**Dataset excerpts**
******
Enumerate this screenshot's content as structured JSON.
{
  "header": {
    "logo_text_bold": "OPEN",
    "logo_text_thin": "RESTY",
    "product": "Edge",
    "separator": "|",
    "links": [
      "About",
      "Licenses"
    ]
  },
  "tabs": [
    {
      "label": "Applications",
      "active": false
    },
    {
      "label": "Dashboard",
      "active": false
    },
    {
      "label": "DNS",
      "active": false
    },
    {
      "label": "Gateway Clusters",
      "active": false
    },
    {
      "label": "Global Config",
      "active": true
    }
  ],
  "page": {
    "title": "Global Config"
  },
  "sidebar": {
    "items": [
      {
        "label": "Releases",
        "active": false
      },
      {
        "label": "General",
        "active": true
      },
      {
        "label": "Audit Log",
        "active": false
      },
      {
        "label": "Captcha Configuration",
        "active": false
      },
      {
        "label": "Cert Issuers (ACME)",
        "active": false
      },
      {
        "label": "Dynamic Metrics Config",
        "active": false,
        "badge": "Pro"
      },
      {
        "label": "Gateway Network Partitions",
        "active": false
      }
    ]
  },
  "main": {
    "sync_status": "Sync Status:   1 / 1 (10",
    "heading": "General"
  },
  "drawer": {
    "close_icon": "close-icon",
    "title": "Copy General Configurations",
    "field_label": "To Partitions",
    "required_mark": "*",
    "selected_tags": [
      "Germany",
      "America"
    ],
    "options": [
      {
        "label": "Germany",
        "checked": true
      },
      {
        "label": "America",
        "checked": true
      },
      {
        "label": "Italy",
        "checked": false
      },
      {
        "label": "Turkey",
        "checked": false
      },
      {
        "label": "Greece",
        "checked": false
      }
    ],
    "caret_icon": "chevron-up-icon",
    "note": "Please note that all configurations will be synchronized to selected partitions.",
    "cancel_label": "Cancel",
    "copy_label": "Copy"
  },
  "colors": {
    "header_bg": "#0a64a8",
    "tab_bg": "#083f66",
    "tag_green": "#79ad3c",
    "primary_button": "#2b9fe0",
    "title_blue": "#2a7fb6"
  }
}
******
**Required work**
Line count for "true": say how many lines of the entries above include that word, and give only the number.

**Task response**
4